Meet Tyrone Ross – CHC’s new Student President
Tyrone Ross wants to tell the world that community college is the right choice to make. And he’s about to deliver that message on a huge platform thanks to his role as the newest associated student president for Crafton Hills College.
The 21-year-old Redlands man was appointed to the position prior to the start of the new school year and already has his goals laid out.
“I want students to realize – especially younger students – that community college is a good thing and not a bad thing to pursue,” said Ross. “I believe we live in a society where college can be a huge expense for many, but a community college helps you go through college without breaking the bank and helps elevate your status.”
Ross’ own story is relatable to many.
Originally from Pittsburgh, Penn., Ross wanted to attend college and play football after graduating from high school. But after he ran into some financial troubles due to out-of-state tuition costs, those goals were temporarily put on the backburner.

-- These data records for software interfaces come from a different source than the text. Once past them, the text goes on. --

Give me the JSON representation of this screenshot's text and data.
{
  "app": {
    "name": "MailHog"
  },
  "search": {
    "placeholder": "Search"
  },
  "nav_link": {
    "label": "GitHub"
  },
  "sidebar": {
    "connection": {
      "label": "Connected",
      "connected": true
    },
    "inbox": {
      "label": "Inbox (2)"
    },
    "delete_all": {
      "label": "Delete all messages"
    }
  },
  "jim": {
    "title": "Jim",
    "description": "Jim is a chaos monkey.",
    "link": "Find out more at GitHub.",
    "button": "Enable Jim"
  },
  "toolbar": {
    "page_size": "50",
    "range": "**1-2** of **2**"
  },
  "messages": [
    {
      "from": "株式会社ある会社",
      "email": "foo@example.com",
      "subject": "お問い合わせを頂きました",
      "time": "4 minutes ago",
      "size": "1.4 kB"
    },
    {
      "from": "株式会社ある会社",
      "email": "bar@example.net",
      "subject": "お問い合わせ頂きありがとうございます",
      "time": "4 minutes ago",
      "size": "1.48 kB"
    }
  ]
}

Ross started working at a local warehouse to save enough money to go back to school. In the Spring of 2020, he will graduate from Crafton with an associate degree in communications and a plan to continue his studies at a four-year institution where he’ll receive a bachelor’s in communications with a minor in international business.
The road to success may have been a bumpy one for Ross, but he wants to reach out to those with similar challenges and encourage them to pursue higher learning by looking at the “bigger picture.”
“If I can find a way to afford college, you can, too,” he said. “You have to think outside of the box sometimes because nothing comes easy. It takes a lot of thinking and determination to see it through, but it’s worth it.”
Not only does Ross want to bring attention to the work being done at CHC, but he also wants to develop a “Buddy System” that would help incoming students find their footing and excel in their studies. He also wants to be the voice for those “stuck in the middle,” particularly students who do not qualify for the California Promise program.
“There are students that due to personal events and other reasons don’t qualify for financial aid. Everyone looks at the top and bottom, but no one looks at the middle,” Ross explains. “Anything that’s worthwhile has a price. We’re all going to have struggles at times, but you have to persevere through that. If you can persevere and make it through those struggles, there’s light at the end of the tunnel.”